### THE TASK
Every record below must come back exactly as written, with the images dropped.

"""

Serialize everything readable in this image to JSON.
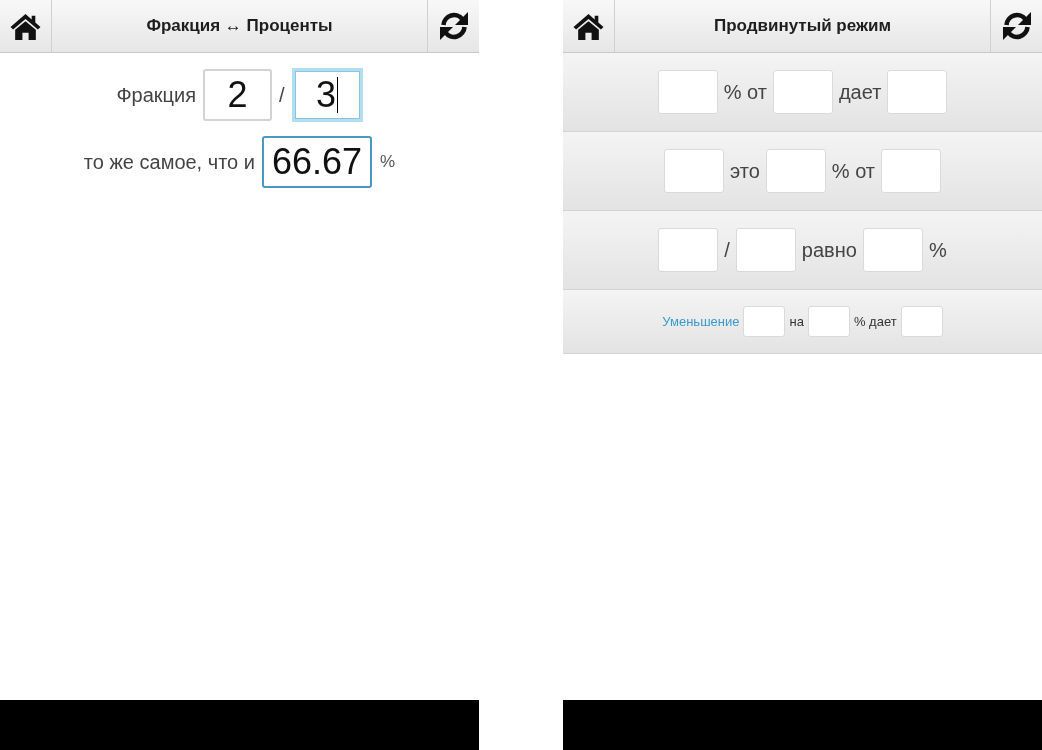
{
  "screens": [
    {
      "kind": "plain",
      "header": {
        "title": "Фракция ↔ Проценты"
      },
      "rows": [
        {
          "items": [
            {
              "kind": "text",
              "text": "Фракция"
            },
            {
              "kind": "field",
              "value": "2",
              "focused": false,
              "highlighted": false
            },
            {
              "kind": "text",
              "text": "/"
            },
            {
              "kind": "field",
              "value": "3",
              "focused": true,
              "highlighted": false
            }
          ]
        },
        {
          "items": [
            {
              "kind": "text",
              "text": "то же самое, что и"
            },
            {
              "kind": "field",
              "value": "66.67",
              "focused": false,
              "highlighted": true
            },
            {
              "kind": "unit",
              "text": "%"
            }
          ]
        }
      ]
    },
    {
      "kind": "panels",
      "header": {
        "title": "Продвинутый режим"
      },
      "rows": [
        {
          "compact": false,
          "items": [
            {
              "kind": "field",
              "focused": false,
              "highlighted": false
            },
            {
              "kind": "text",
              "text": "% от"
            },
            {
              "kind": "field",
              "focused": false,
              "highlighted": false
            },
            {
              "kind": "text",
              "text": "дает"
            },
            {
              "kind": "field",
              "focused": false,
              "highlighted": false
            }
          ]
        },
        {
          "compact": false,
          "items": [
            {
              "kind": "field",
              "focused": false,
              "highlighted": false
            },
            {
              "kind": "text",
              "text": "это"
            },
            {
              "kind": "field",
              "focused": false,
              "highlighted": false
            },
            {
              "kind": "text",
              "text": "% от"
            },
            {
              "kind": "field",
              "focused": false,
              "highlighted": false
            }
          ]
        },
        {
          "compact": false,
          "items": [
            {
              "kind": "field",
              "focused": false,
              "highlighted": false
            },
            {
              "kind": "text",
              "text": "/"
            },
            {
              "kind": "field",
              "focused": false,
              "highlighted": false
            },
            {
              "kind": "text",
              "text": "равно"
            },
            {
              "kind": "field",
              "focused": false,
              "highlighted": false
            },
            {
              "kind": "text",
              "text": "%"
            }
          ]
        },
        {
          "compact": true,
          "items": [
            {
              "kind": "link",
              "text": "Уменьшение"
            },
            {
              "kind": "field",
              "focused": false,
              "highlighted": false
            },
            {
              "kind": "text",
              "text": "на"
            },
            {
              "kind": "field",
              "focused": false,
              "highlighted": false
            },
            {
              "kind": "text",
              "text": "% дает"
            },
            {
              "kind": "field",
              "focused": false,
              "highlighted": false
            }
          ]
        }
      ]
    }
  ]
}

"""

### RESULT
Serialize everything readable in this image to JSON.
{
  "screens": [
    {
      "kind": "plain",
      "header": {
        "title": "Фракция ↔ Проценты"
      },
      "rows": [
        {
          "items": [
            {
              "kind": "text",
              "text": "Фракция"
            },
            {
              "kind": "field",
              "value": "2",
              "focused": false,
              "highlighted": false
            },
            {
              "kind": "text",
              "text": "/"
            },
            {
              "kind": "field",
              "value": "3",
              "focused": true,
              "highlighted": false
            }
          ]
        },
        {
          "items": [
            {
              "kind": "text",
              "text": "то же самое, что и"
            },
            {
              "kind": "field",
              "value": "66.67",
              "focused": false,
              "highlighted": true
            },
            {
              "kind": "unit",
              "text": "%"
            }
          ]
        }
      ]
    },
    {
      "kind": "panels",
      "header": {
        "title": "Продвинутый режим"
      },
      "rows": [
        {
          "compact": false,
          "items": [
            {
              "kind": "field",
              "focused": false,
              "highlighted": false
            },
            {
              "kind": "text",
              "text": "% от"
            },
            {
              "kind": "field",
              "focused": false,
              "highlighted": false
            },
            {
              "kind": "text",
              "text": "дает"
            },
            {
              "kind": "field",
              "focused": false,
              "highlighted": false
            }
          ]
        },
        {
          "compact": false,
          "items": [
            {
              "kind": "field",
              "focused": false,
              "highlighted": false
            },
            {
              "kind": "text",
              "text": "это"
            },
            {
              "kind": "field",
              "focused": false,
              "highlighted": false
            },
            {
              "kind": "text",
              "text": "% от"
            },
            {
              "kind": "field",
              "focused": false,
              "highlighted": false
            }
          ]
        },
        {
          "compact": false,
          "items": [
            {
              "kind": "field",
              "focused": false,
              "highlighted": false
            },
            {
              "kind": "text",
              "text": "/"
            },
            {
              "kind": "field",
              "focused": false,
              "highlighted": false
            },
            {
              "kind": "text",
              "text": "равно"
            },
            {
              "kind": "field",
              "focused": false,
              "highlighted": false
            },
            {
              "kind": "text",
              "text": "%"
            }
          ]
        },
        {
          "compact": true,
          "items": [
            {
              "kind": "link",
              "text": "Уменьшение"
            },
            {
              "kind": "field",
              "focused": false,
              "highlighted": false
            },
            {
              "kind": "text",
              "text": "на"
            },
            {
              "kind": "field",
              "focused": false,
              "highlighted": false
            },
            {
              "kind": "text",
              "text": "% дает"
            },
            {
              "kind": "field",
              "focused": false,
              "highlighted": false
            }
          ]
        }
      ]
    }
  ]
}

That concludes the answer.